=== Begin Enclosure ===
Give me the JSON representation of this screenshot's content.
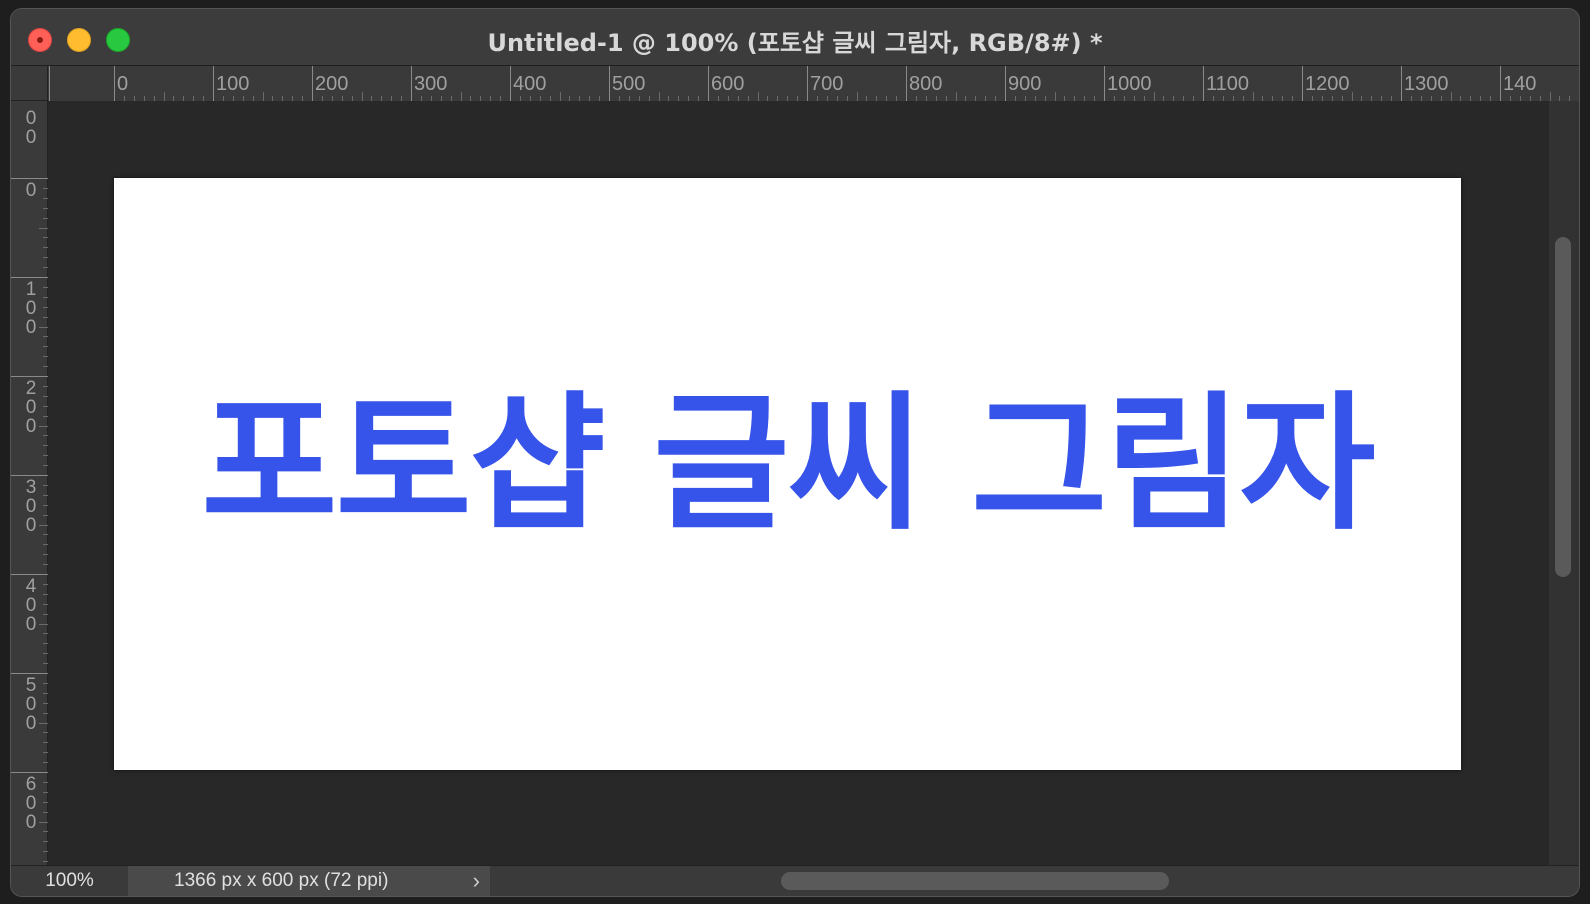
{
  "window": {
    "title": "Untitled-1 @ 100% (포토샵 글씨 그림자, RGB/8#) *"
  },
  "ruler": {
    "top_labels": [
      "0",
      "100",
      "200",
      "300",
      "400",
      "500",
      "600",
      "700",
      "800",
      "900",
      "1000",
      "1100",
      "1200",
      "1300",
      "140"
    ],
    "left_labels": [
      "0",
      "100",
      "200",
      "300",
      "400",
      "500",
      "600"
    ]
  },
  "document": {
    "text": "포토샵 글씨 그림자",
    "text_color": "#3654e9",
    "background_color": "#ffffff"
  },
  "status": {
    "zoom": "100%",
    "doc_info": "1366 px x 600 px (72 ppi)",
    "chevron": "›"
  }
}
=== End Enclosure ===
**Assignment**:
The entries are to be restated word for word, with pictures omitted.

**Result of this task**:
Give me the JSON representation of this screenshot's content.
{
  "window": {
    "title": "Untitled-1 @ 100% (포토샵 글씨 그림자, RGB/8#) *"
  },
  "ruler": {
    "top_labels": [
      "0",
      "100",
      "200",
      "300",
      "400",
      "500",
      "600",
      "700",
      "800",
      "900",
      "1000",
      "1100",
      "1200",
      "1300",
      "140"
    ],
    "left_labels": [
      "0",
      "100",
      "200",
      "300",
      "400",
      "500",
      "600"
    ]
  },
  "document": {
    "text": "포토샵 글씨 그림자",
    "text_color": "#3654e9",
    "background_color": "#ffffff"
  },
  "status": {
    "zoom": "100%",
    "doc_info": "1366 px x 600 px (72 ppi)",
    "chevron": "›"
  }
}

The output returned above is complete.